Don’t use his old name when you’re feeling frustrated when he doesn’t respond to his new moniker right away.
A food motivated dog is easier to train, so break out the high value treats. You know…the ones he absolutely loves but are saved for special occasions!
Training is always best done in a quiet area with no distractions, and this is no different.
When he’s looking at you say his name in a cheerful voice, give him a treat and some praise. Yes, it’s that simple! I should say the process is simple but you need consistency. Keep training sessions short, otherwise you’ll lose his interest. Repeat this several times a day, no longer than about 5 minutes each session.
Once he reacts to his name when he’s looking at you, try it when he’s not. He can be in the same room but his head is turned, or he’s quietly playing with a toy. Call his name and when he turns to you do the treat and praise thing again.
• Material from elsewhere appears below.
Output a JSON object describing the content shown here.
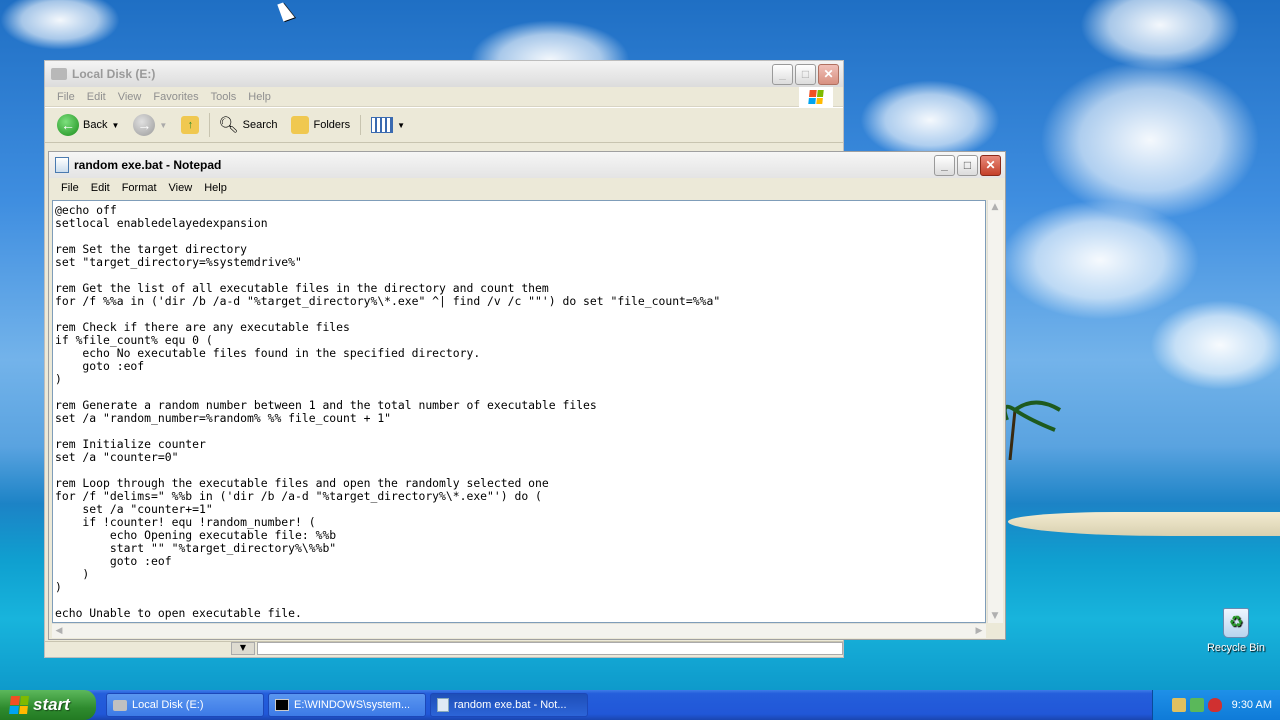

Once he’s consistently responding when you call his name, slowly cut down on the treats. Instead of giving him one every time, do it every second then third until he’s responding without rewards.
Have everyone in your household do the same, and it won’t be long before he knows his new name.
My experience changing, and not changing, my old dogs’ names
I foster and adopt old dogs, and they all come to me with names given to them by shelter staff. Many I’ve kept because I was fine with them, others I’ve changed. One example I will share is of my heart dog Red. To be honest I wasn’t very fond of the name, but I was used to it. I had been volunteering in the “oldies room” of a local shelter and met her there.
Due to circumstances beyond my control, I wasn’t able to adopt her right away so had to settle for seeing her every week on my volunteer day. I guess I just got so used to the name I kept it but…I did have some nicknames I started calling her.
In this case I simply added another name to her existing one, and after hearing it enough times she responded to all of them.
Here are the names I called her –
♥Rosiemondo (okay that one is a bit odd!)
She heard them so many times it didn’t take long for her to respond to any of the above!!
Is it fair to change a dog’s name?
Plenty of dogs find their way into shelters and rescue groups with no information known about them, and that includes their name. In those cases, they will be given a name which is already different from the one they had before. In that case it’s not a question of fair or not, the poor pup needs to be addressed somehow.
I’ve read that in cases of abuse, or even suspected abuse where the name is known, changing it may be the best thing you can do. The dog could associate his old name with all the trauma and neglect he may have suffered. Giving him a new one may help him recover as he starts his life in a new and loving home.
How to change a dog’s name on a microchip
When you adopted your old dog, you were likely given paperwork that proves your dog has been microchipped. That information will include contact details for the company. Many rescues will change the paperwork to reflect you as the new owner, and can make the name change as well.
If you haven’t decided on a new name at that point, contact the microchip company and they will assist you in updating the information on your account.
What are the most popular dog names?
Nationwide’s pet health insurance branch has come up with a list of the most popular puppy names, by state.
The top 5 most common names in the U.S are –
Although this data was collected based on puppies (under 2 years of age), there is no reason old dogs can’t use these names as well. As a matter of fact, I adopted an old Maltese a few years ago named Bailey.
If you’re curious about the most popular name in your state, you can find the list in this article called “Most Popular Puppy Names by State.”